• Bridge Ladies

    Bridge Ladies When I set out to learn about my mother's bridge club, the Jewish octogenarians behind the matching outfits and accessories, I never expected to fall in love with them. This is the story of the ladies, their game, their gen, and the ragged path that led me back to my mother.
  • Archives

You’ve Yet to Have Your Finest Hour

In the last month, three writers have asked me whether or not they should trash what they are working on. Be honest, they say. I can take it. Be brutal. Be brutally honest. I just don’t want to waste my time. What would you do?  I can trash it. Just tell me what to do. What would you do?

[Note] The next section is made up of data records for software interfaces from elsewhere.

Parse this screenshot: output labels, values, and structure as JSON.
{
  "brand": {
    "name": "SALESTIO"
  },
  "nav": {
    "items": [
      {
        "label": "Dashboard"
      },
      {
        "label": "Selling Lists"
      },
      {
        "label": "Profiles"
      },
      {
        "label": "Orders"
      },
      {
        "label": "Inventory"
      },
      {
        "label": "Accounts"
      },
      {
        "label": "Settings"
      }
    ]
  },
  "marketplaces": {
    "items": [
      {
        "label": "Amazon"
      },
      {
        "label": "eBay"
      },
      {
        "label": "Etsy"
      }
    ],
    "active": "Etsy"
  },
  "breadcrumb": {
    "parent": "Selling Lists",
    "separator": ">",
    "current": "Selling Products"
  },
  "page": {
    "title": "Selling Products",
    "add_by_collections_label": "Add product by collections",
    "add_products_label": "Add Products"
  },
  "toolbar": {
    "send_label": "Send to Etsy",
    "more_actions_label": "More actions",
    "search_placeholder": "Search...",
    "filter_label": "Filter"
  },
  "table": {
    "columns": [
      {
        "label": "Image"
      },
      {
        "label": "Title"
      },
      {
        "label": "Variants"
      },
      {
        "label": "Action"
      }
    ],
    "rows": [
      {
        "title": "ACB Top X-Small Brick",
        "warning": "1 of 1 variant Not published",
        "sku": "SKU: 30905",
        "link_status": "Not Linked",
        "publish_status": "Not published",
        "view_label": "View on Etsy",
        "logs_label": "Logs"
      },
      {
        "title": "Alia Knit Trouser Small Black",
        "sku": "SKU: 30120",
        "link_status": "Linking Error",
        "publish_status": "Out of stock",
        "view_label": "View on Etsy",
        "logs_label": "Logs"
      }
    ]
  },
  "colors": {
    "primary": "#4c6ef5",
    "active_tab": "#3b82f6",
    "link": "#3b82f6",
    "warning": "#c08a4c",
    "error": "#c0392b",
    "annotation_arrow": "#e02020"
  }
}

This, my friends, is a trick question. This is not a question you should ask of anyone except your self. And the beauty is that even if you try put a work down, it won’t stay down if it’s shit you still need to work out. It may die as a novel and get reborn as a screenplay. It may go to bed as a play and wake up as a poem. It may drive a stake through its heart, or put its head in the oven, but if you keep writing it will find a way to become something if you still have something to say and you are a sick fuck, meaning a writer.

Should you burn your novel. Maybe. Junk that essay, shred your poem. If you’re asking me, sure, torch the whole fucking thing. But keep writing. The better flower has yet bloom.

What’s it going to be?

12 Responses

  1. Totally cool! Thanks

  2. How timely. I’m grappling with this very thing. Jury is still out but your words are tipping the scale toward another go at it. I think.

  3. “What’s it going to be?”

    It’s going to be throw away what needs to be thrown away and keep what needs to be kept and best wishes on figuring out which is which. But you’re right, Betsy — what you truly need, the essential core of your being as a writer, will always be with you and will always speak to you and through you if you remain true to it and open to it.

    You know I studied with Gordon Lish. I’ve mentioned that before. The first night of the first class, he told all of us fiction star wannabes, “If you people could write, you wouldn’t be here. Go home tonight and throw away everything you’ve written. It’ll only hold you back.” I couldn’t do that, because I wasn’t at home, I was visiting. I had a partially drafted novel manuscript I’d brought to NYC with me and I threw that away. It was liberating, largely because I was learning so much so fast in Lish’s classes, I was quickly leaving my old writing self behind and could not fix the old writing.

    After I finished studying with Gordon and returned home, I did throw away everything I’d written — almost. I kept my first novel and my first short story, probably out of sentimental reasons. Some years later I returned to those manuscripts and was glad I kept them — they had scenes and dialogue I could work with again and probably would have forgotten. So I worked with them again, and they have been reborn as much better pieces.

    But that’s not really the point, which is, what can you throw away and what can you keep and how do you decide? There’s no hard and fast rule. Trust yourself. If you feel like you should trash what you’re working on, trash it. Move on to what’s next. If you’re a real writer, what’s next will be there waiting for you. Pay attention. Get to work. Butt in chair. No power in the ‘verse can stop you.

  4. I’m going to finish it.

  5. Find a meaning in the writing or find a meaning in its destruction. Either way, stop circling the drain.

  6. Blow it up and make sure the boom is as loud as the crack of the bat in the bottom of the ninth at Yankee Stadium, the home team down by three with two outs, bases loaded, 3-2 count. What was silence erupts in joyously loud cheers as the ball flies straight and true deep into the right/center stands. Even better because the opposing team wears red sox.

  7. Since it’s fresh and new, and not even half-baked, I can chunk it – no loss here. And start over, of course.

  8. Ha. I recently reread some of my old stuff, say 20, maybe 30 years back. I was pretty impressed. Now I’m concerned that I don’t write nearly as well as I did back then when I was young, quick-witted, determined, ambitious, tireless, and naive.

  9. Slashing and burning clears the jungle and leaves fertile ground, and discourages some weeds. Slashing words, burning paragraphs, letting it lay fallow while the rains come, that works for me. There will be new growth, sometimes not soon for my editor, but it will come, sure as spring.

  10. I write flash fiction and poetry. Not nearly as good as the worst of the best. But I’m published. So you might ask if I live and die based on my rejections? Yes! But I look at the bright side. With so many small nooses it’s impossible to hang myself. ;-).

  11. Betsy.

  12. Trash what you have written? Why? Is it taking up too much space on an external hard drive? If something we are writing is not working out, let’s either fix it or move on, at least temporarily, to writing something else. Everything we have written makes us better writers. Besides, why should we reject ourselves when there are so many editors and agents willing to do it for us! 🙂

Leave a Reply

Fill in your details below or click an icon to log in:

WordPress.com Logo

You are commenting using your WordPress.com account. Log Out /  Change )

Twitter picture

You are commenting using your Twitter account. Log Out /  Change )

Facebook photo

You are commenting using your Facebook account. Log Out /  Change )

Connecting to %s

%d bloggers like this: